In the event that funds are underspent in any particular year, then they are carried over by Hambleton Community Action budget.

The performance of the arrangements between the Trust and Hambleton Community Action is reviewed at first meeting following the election of Trustees at the Council’s Annual Meeting and the Memorandum of Understanding is renewed or otherwise.

Northallerton Parish Boundary

Grace Gardner

Grace Ingelby Gardner was born on 27th August 1895. The only photograph that we have of her was taken in 1911, at the age of 16 or 17.

Grace Gardner in 1911 (in the centre of the three children) with her father in the foreground

She is pictured together with Dudley and Gladys Russell, who went on to become a well-known artist.

Grace Gardner devoted most of her life to public service in Northallerton and was a prominent figure in the Women’s Voluntary Service (WVS) which was established in 1938 to prepare women for civil defence work during World War II (it exists today as the Women’s Royal Voluntary Service or WRVS).

Grace Gardner died on 21st July 1966 aged 70. In her will dated 18th December 1961 she bequeathed to Northallerton Urban District Council assets to be used ‘for the benefit of aged and other persons’. The Urban District Council was succeeded by Northallerton Town Council in 1974 and, on 17th November 1980, the Town Council established a charitable trust (registered charity 511030) for the administration of the funds bequeathed by the will in the form of investments, known as the Grace Gardner Trust.

Grace Gardner’s grave in Northallerton Cemetery

Grace Gardner (1895 – 1966) was the daughter of Ernest Gardner (1860 – 1929), a Northallerton solicitor who was the son of Captain George Gardner, a survivor of the Charge of the Light Brigade at the Battle of Balaclava in 1854 and the governor of Northallerton Gaol between 1862 and 1891.

Ernest Gardner in the 1890s

Ernest Gardner married Cicely Jefferson, the daughter of Northallerton’s leading attorney, John Ingelby Jefferson, and had two children, Dudley and Grace. He became Northallerton’s foremost solicitor and the coroner for the North Riding of Yorkshire, was elected chairman of the Urban District Council (the predecessor of Northallerton Town Council) and brose to become the Commanding Officer of ‘H’ (Northallerton) Company of the 4th Battalion Green Howards Territorials by 1910. He was also one of the most accomplished local amateur actors and entertainers.

Dudley Gardner was commissioned in the Green Howards 1914 and then seconded to the Royal Flying Corps, obtaining his pilots wings in 1915. He flew on the western and other fronts in World War I and was awarded the King of Italy’s Silver Medal for Valour and the Military Cross in January 1918 for ‘consistent and meritorious bravery’. He was Northallerton’s first aviator.

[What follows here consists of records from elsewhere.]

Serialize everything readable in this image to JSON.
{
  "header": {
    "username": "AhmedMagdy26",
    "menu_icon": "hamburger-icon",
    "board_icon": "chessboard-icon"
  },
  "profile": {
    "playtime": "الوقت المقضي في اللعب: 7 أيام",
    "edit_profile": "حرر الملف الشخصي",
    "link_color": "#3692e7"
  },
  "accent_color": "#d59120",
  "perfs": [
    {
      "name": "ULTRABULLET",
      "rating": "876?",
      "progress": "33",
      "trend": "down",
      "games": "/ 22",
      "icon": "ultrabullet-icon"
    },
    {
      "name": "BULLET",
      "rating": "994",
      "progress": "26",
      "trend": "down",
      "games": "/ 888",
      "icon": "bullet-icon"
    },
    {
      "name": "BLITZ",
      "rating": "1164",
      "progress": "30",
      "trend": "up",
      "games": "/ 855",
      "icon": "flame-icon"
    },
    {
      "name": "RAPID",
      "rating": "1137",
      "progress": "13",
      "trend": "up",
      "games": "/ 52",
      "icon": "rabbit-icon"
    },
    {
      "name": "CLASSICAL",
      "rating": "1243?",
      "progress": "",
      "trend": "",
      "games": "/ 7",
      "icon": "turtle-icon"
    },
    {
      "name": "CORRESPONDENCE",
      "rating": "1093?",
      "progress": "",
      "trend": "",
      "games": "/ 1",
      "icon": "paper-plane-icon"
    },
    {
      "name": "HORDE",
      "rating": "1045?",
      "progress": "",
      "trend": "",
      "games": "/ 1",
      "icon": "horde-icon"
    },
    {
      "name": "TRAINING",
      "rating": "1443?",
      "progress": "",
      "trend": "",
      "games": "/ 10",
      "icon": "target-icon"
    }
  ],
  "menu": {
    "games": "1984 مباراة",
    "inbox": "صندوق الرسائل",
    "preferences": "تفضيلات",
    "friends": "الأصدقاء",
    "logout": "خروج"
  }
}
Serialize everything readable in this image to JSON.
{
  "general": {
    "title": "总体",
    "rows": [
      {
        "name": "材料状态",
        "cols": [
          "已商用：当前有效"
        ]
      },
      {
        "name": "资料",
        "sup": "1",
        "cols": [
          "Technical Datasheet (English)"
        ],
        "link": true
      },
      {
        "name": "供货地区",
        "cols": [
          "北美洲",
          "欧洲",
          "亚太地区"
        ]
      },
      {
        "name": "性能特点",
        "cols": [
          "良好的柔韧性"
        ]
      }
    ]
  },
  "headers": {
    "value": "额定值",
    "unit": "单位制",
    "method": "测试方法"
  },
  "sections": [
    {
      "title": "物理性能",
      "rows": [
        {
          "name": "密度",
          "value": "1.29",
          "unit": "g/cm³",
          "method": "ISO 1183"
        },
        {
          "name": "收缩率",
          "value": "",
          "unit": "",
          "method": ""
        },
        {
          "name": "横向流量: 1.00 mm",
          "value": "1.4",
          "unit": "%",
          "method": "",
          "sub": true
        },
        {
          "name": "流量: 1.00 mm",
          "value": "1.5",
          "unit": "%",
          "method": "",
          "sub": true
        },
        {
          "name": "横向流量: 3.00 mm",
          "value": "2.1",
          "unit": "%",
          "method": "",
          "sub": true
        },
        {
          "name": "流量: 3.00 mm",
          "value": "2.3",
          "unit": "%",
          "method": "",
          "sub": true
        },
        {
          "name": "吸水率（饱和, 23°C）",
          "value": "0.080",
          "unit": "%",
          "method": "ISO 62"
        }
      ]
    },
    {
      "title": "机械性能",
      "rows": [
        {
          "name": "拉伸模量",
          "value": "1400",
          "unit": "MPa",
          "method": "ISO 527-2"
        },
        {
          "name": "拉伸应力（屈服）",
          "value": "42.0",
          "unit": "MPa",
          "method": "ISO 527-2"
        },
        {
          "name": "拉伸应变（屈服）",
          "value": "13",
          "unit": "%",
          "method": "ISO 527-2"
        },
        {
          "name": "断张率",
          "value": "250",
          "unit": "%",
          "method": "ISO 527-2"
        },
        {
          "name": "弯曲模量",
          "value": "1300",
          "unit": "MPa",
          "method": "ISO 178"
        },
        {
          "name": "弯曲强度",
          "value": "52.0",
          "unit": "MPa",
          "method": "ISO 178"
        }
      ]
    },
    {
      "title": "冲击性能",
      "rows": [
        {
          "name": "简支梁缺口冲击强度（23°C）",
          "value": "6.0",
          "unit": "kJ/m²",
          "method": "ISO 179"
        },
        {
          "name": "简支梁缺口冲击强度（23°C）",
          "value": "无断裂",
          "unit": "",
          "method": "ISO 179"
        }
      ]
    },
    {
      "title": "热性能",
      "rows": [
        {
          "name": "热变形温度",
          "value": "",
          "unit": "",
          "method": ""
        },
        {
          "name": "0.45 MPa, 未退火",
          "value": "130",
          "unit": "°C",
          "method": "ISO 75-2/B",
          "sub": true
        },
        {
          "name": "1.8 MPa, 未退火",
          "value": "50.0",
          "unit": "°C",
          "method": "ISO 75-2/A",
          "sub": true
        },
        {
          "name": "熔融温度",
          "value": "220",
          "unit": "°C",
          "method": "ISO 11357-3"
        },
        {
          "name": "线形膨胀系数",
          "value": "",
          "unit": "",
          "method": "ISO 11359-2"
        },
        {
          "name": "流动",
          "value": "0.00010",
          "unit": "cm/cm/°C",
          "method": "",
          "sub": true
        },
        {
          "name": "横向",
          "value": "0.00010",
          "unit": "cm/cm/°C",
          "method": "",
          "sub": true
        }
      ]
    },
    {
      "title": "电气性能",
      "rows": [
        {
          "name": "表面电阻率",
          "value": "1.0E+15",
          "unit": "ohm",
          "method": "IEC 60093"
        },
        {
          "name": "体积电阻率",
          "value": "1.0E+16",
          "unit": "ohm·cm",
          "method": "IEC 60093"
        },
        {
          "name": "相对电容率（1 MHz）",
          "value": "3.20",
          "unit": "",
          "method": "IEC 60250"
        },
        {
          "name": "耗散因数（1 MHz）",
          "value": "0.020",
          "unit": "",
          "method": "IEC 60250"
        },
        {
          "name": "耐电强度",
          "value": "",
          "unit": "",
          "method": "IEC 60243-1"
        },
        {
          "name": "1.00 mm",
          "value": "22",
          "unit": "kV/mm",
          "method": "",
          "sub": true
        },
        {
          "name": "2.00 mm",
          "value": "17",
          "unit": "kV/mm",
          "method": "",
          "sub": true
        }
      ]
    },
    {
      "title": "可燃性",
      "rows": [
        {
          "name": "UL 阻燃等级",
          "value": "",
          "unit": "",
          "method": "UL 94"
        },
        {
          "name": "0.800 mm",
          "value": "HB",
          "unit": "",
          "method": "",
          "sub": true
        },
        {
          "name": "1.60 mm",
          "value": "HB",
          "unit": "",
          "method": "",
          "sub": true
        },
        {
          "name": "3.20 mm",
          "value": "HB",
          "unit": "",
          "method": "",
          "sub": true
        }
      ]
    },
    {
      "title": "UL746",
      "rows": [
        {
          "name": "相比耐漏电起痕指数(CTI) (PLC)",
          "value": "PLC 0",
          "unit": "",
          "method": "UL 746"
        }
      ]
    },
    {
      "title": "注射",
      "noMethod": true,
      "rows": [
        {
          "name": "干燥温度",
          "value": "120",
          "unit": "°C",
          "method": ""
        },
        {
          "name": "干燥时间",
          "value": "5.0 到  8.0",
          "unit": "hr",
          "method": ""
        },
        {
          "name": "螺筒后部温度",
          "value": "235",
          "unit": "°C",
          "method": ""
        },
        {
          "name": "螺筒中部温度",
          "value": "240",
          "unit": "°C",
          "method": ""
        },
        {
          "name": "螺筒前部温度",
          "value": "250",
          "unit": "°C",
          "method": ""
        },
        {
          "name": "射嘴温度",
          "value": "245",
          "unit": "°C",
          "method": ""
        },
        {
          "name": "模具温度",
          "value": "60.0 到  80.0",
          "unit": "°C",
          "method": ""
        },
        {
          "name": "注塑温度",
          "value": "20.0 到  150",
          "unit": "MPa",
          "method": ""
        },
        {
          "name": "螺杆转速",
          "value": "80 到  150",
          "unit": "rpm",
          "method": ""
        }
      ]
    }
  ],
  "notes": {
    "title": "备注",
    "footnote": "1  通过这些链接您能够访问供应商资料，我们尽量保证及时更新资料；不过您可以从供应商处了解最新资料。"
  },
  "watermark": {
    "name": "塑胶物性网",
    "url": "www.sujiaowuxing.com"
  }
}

Portrait of Wing Commander Dudley Gardner, 1943

 (Air Ministry Portrait Gallery)

The Grace Gardner Trust Leaflet